■ What the exercise asks ■
The records that follow are to be given again exactly.

Entries from a dataset of interfaces:
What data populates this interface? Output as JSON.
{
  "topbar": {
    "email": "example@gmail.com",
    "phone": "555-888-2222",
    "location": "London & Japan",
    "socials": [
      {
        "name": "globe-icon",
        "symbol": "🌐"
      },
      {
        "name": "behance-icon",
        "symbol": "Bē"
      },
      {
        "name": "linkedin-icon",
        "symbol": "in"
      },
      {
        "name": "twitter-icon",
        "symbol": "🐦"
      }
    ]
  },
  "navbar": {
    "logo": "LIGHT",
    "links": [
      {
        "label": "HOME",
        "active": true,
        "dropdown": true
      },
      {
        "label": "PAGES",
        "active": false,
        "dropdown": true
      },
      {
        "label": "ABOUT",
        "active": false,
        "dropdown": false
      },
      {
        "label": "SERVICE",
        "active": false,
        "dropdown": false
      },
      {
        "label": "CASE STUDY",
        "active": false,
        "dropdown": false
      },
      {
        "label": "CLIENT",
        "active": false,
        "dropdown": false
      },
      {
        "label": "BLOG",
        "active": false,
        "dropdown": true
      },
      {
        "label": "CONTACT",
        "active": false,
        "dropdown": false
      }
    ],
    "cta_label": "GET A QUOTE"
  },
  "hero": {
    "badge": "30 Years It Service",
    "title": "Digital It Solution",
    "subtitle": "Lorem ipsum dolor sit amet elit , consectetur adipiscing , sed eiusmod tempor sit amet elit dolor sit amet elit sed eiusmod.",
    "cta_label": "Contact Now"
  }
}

■ Result for this task ■
What data populates this interface? Output as JSON.
{
  "topbar": {
    "email": "example@gmail.com",
    "phone": "555-888-2222",
    "location": "London & Japan",
    "socials": [
      {
        "name": "globe-icon",
        "symbol": "🌐"
      },
      {
        "name": "behance-icon",
        "symbol": "Bē"
      },
      {
        "name": "linkedin-icon",
        "symbol": "in"
      },
      {
        "name": "twitter-icon",
        "symbol": "🐦"
      }
    ]
  },
  "navbar": {
    "logo": "LIGHT",
    "links": [
      {
        "label": "HOME",
        "active": true,
        "dropdown": true
      },
      {
        "label": "PAGES",
        "active": false,
        "dropdown": true
      },
      {
        "label": "ABOUT",
        "active": false,
        "dropdown": false
      },
      {
        "label": "SERVICE",
        "active": false,
        "dropdown": false
      },
      {
        "label": "CASE STUDY",
        "active": false,
        "dropdown": false
      },
      {
        "label": "CLIENT",
        "active": false,
        "dropdown": false
      },
      {
        "label": "BLOG",
        "active": false,
        "dropdown": true
      },
      {
        "label": "CONTACT",
        "active": false,
        "dropdown": false
      }
    ],
    "cta_label": "GET A QUOTE"
  },
  "hero": {
    "badge": "30 Years It Service",
    "title": "Digital It Solution",
    "subtitle": "Lorem ipsum dolor sit amet elit , consectetur adipiscing , sed eiusmod tempor sit amet elit dolor sit amet elit sed eiusmod.",
    "cta_label": "Contact Now"
  }
}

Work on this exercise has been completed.